'FAVORITE' POSITION: Running back (generically including fullback) has easily been the first-round position of choice for the Packers in the 69-year history of the National Football League draft.
The Green and Gold have selected a running back in the first round in no fewer than 20 drafts, most recently in 1990 when they selected Minnesota's Darrell Thompson with their second pick in the draft's opening round.
In the early years of the draft, then Packers coach Curly Lambeau opted for a running back in the first round for five consecutive years (1937-41), selecting fullback Eddie Jankowski of Wisconsin (1937), tailback Cecil Isbell of Purdue (1938), Larry Buhler of Minnesota (1938), Hal Van Every of Minnesota in 1940 and George Paskvan of Wisconsin (1942).
JANKOWSKI, INCIDENTALLY, was the first University of Wisconsin player to be drafted by the Packers -- and one of only three former Badgers to be selected by Green Bay in the first round of the draft.
The other two: Paskvan, the Green and Gold's initial choice in '41, and halfback Earl "Jug" Girard of Marrinette, Wis., the Packers' first selection in 1948.
QUARTERBACK, ADMITTEDLY, has long since become football's most prestigious position. Yet this reality is not reflected in the Packers' draft history. To date, they have selected only six quarterbacks in the first rounds of the NFL's 69 drafts.
They included Wisconsin native Stan Heath of the University of Nevada in 1949, Vito "Babe Parilli of Kentucky in 1952, Iowa's Randy Duncan in 1959, Don Horn of San Diego State in 1967, home-grown Jerry Tagge of Green Bay West High School and the University of Nebraska in 1972 and Rich Campbell of California in 1981.
'MOST POPULAR': The Packers have not spent a first-round selection on a University of Minnesota player for 15 years, but Minnesota, historically, remains Green Bay's most popular choice in the opening round in the 69-year history of the draft.

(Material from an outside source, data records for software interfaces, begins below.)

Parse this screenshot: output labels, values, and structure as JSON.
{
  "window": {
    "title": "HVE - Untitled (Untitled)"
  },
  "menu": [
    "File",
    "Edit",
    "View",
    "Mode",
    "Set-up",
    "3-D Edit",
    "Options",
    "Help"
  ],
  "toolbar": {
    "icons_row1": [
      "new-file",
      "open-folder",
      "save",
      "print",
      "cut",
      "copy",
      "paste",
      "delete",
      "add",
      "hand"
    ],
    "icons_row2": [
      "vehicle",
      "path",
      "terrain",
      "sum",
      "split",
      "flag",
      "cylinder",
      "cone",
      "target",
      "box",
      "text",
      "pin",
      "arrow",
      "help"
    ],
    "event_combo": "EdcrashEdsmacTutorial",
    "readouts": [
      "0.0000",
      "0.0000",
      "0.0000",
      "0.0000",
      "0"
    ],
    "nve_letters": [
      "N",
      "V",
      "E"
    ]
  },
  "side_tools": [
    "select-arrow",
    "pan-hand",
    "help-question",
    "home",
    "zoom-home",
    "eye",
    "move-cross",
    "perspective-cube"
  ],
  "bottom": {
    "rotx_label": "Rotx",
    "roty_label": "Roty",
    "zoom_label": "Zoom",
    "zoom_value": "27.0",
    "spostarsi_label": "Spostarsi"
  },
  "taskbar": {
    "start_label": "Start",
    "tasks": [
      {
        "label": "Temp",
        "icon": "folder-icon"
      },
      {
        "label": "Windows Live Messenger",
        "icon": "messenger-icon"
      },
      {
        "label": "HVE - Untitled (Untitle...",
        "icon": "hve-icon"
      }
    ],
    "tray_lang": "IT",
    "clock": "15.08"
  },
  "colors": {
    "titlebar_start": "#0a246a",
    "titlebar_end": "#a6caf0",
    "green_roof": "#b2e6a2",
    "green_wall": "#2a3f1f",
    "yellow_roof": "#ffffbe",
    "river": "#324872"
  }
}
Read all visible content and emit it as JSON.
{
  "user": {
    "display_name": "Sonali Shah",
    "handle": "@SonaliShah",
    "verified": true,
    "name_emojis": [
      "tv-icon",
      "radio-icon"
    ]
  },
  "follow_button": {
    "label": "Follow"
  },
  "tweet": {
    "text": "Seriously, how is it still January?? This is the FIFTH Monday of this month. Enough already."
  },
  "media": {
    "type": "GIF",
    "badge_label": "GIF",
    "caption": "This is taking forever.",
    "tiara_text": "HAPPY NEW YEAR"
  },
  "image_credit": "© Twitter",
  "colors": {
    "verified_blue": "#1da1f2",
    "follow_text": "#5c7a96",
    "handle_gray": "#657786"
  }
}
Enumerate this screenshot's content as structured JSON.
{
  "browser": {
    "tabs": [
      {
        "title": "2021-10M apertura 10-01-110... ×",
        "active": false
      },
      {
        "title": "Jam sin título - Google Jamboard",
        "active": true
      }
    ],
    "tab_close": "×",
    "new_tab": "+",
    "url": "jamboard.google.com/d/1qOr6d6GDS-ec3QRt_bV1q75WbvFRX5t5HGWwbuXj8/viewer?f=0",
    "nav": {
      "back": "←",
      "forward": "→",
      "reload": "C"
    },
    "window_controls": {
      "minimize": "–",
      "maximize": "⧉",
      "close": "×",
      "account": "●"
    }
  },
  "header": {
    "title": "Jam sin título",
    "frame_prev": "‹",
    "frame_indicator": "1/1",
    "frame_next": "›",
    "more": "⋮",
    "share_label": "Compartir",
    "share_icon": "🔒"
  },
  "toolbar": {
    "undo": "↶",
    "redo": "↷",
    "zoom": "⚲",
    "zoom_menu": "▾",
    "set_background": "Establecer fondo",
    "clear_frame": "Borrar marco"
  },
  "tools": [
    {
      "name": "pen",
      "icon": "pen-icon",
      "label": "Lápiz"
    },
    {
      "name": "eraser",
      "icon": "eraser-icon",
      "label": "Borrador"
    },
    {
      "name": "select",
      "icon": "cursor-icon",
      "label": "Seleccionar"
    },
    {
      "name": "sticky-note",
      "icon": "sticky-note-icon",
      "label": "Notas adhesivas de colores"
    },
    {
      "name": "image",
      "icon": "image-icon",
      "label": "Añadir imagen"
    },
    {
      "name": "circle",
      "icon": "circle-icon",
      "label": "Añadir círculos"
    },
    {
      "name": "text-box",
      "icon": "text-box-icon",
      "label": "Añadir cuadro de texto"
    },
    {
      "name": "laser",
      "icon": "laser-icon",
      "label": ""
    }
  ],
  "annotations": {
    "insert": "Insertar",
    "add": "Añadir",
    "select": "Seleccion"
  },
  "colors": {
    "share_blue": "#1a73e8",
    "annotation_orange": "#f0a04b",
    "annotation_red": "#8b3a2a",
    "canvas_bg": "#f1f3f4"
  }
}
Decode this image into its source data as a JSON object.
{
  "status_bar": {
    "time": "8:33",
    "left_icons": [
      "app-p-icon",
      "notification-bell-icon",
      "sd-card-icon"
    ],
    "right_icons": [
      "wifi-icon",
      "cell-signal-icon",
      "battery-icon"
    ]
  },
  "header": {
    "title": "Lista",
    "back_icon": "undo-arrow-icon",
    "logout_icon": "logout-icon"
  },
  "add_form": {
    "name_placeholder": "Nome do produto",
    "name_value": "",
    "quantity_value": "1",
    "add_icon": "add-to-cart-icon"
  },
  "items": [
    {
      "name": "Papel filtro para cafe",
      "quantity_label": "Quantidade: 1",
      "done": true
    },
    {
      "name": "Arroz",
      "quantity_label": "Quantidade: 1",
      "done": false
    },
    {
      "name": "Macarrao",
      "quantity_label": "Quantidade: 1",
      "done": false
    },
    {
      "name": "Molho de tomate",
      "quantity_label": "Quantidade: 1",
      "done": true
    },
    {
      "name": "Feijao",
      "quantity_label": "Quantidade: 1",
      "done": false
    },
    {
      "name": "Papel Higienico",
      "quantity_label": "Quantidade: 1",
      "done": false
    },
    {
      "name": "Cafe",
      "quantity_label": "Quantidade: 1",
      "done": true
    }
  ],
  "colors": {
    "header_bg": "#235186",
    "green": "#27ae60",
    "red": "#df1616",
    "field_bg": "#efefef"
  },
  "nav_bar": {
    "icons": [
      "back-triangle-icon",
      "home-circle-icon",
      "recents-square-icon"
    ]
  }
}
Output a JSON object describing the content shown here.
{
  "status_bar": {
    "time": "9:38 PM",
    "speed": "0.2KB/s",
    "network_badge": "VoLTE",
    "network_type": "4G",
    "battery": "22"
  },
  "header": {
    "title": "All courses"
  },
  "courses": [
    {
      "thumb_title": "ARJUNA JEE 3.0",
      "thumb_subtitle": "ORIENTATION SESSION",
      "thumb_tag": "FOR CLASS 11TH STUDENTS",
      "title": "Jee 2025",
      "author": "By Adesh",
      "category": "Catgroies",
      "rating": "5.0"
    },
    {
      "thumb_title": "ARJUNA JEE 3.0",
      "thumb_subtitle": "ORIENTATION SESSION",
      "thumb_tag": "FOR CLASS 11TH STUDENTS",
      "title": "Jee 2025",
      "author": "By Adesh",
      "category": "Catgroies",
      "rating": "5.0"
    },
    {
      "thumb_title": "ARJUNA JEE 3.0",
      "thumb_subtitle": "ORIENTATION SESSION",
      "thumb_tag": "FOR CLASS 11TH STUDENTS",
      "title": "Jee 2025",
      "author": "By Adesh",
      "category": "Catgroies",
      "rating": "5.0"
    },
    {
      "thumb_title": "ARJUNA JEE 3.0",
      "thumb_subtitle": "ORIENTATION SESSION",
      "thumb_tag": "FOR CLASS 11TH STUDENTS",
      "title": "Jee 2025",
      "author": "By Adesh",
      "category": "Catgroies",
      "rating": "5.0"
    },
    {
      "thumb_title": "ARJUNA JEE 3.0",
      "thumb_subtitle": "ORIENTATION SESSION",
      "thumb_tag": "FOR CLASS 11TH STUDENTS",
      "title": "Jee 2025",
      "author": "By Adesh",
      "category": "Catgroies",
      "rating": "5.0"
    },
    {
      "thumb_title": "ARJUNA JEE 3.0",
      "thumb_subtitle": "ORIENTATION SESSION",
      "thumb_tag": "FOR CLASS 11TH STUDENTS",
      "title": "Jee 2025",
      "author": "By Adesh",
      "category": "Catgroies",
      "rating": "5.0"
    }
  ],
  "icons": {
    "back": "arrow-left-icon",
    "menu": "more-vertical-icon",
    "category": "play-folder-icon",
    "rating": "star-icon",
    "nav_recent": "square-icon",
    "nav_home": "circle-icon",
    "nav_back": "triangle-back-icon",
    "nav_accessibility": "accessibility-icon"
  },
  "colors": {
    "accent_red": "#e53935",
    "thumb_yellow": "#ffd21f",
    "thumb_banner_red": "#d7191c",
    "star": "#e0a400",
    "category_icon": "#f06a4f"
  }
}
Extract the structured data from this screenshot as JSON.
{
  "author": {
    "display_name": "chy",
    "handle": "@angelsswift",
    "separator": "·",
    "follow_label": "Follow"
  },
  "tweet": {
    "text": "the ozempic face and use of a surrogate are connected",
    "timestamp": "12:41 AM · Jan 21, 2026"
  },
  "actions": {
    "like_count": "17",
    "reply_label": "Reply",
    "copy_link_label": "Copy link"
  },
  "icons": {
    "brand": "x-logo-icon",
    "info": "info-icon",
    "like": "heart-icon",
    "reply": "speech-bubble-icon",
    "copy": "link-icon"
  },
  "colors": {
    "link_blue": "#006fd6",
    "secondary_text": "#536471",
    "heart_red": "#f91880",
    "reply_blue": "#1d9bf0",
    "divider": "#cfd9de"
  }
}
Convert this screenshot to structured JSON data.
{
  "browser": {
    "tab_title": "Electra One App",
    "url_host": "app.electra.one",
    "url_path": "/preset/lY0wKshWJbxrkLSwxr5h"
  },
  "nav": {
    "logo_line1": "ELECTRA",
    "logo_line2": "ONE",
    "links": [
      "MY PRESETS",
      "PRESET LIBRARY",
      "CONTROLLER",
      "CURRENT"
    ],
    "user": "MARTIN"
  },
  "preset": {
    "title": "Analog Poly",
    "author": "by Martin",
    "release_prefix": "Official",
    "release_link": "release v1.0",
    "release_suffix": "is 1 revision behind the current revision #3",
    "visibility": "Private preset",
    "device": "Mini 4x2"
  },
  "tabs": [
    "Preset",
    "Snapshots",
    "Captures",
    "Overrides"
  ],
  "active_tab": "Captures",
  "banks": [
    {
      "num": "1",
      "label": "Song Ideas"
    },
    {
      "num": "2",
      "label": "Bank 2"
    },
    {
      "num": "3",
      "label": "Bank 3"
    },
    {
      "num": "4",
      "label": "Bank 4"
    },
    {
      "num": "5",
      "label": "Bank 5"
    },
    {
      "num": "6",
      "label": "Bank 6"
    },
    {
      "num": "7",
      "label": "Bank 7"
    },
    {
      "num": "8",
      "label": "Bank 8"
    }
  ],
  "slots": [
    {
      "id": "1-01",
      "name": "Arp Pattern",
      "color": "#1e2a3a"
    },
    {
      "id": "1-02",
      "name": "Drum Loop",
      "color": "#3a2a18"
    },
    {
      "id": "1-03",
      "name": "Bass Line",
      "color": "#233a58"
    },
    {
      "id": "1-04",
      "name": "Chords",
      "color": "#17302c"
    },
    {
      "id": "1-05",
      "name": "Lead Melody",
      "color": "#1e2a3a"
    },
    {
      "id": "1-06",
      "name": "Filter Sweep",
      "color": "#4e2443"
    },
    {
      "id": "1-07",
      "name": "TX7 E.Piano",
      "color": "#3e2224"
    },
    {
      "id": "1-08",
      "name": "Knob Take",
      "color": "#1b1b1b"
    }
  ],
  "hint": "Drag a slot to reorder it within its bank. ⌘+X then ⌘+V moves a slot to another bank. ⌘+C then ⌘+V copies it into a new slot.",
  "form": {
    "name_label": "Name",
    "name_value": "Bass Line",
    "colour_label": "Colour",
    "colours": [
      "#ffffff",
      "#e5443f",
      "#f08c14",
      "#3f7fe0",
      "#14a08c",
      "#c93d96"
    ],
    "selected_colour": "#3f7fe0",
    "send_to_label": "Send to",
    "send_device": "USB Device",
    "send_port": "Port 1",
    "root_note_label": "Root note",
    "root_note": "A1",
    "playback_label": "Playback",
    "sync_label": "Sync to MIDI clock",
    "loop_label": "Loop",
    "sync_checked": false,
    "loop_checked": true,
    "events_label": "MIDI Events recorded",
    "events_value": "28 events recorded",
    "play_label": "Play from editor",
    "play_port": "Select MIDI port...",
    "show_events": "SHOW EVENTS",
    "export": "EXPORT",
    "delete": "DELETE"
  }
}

The Packers have opted for seven Golden Gophers in the first round, the list including running backs Larry Buhler (1939), Hal Van Every (1940) and Darrell Thompson (1990), tackles Urban Odson (1942) and Dick Wilduing (1943), center-linebacker Clayton Tonnemaker (1950) and guard Gale Gllingham (1966).
NOW THAT'S A LONG SHOT: Larry Krause, a running back from St. Norbert College (located in West De Pere, six miles south of Green Bay, where the Packers have annually been conducting their training camp since 1958) technically is the longest "long shot" ever to make a regular season Green Bay roster after being drafted by the Green and Gold.
Krause was the 432nd player chosen in the 1970 NFL draft -- the most "distant" selection to gain a regular season berth with the Packers -- and went on to play four seasons (1970, '71, '73 and '74). He sat out the '72 season after suffering a fracture of the chin during preseason play.
A native of Greenwood, Wis., Krause subsequently retired from the game with a modest claim to fame. As a rookie, his 100-yard scoring return of the opening kickoff triggered the Packers' 20-12 win over the Steelers at Pittsburgh in December of 1970 -- a victory which turned out to be Phil Bengtson's last success as head coach of the Packers.
It also was the only touchdown of Krause's four-year NFL career.
A SUCCESSFUL START: Russ Letlow, the Packers' first selection in the NFL draft when the latter was implemented in 1936 under the leadership of then Commissioner Bert Bell, was an immediately productive pick. A guard from the University of San Francisco and the seventh overall selection (the league had only nine teams then), he helped the Green and Gold win their fourth league championship as a rookie in '36. Letlow also was a starter for the Packers when they won their fifth NFL title in 1939. He went into World War II service following the 1942 season and returned in 1946 to play a final year.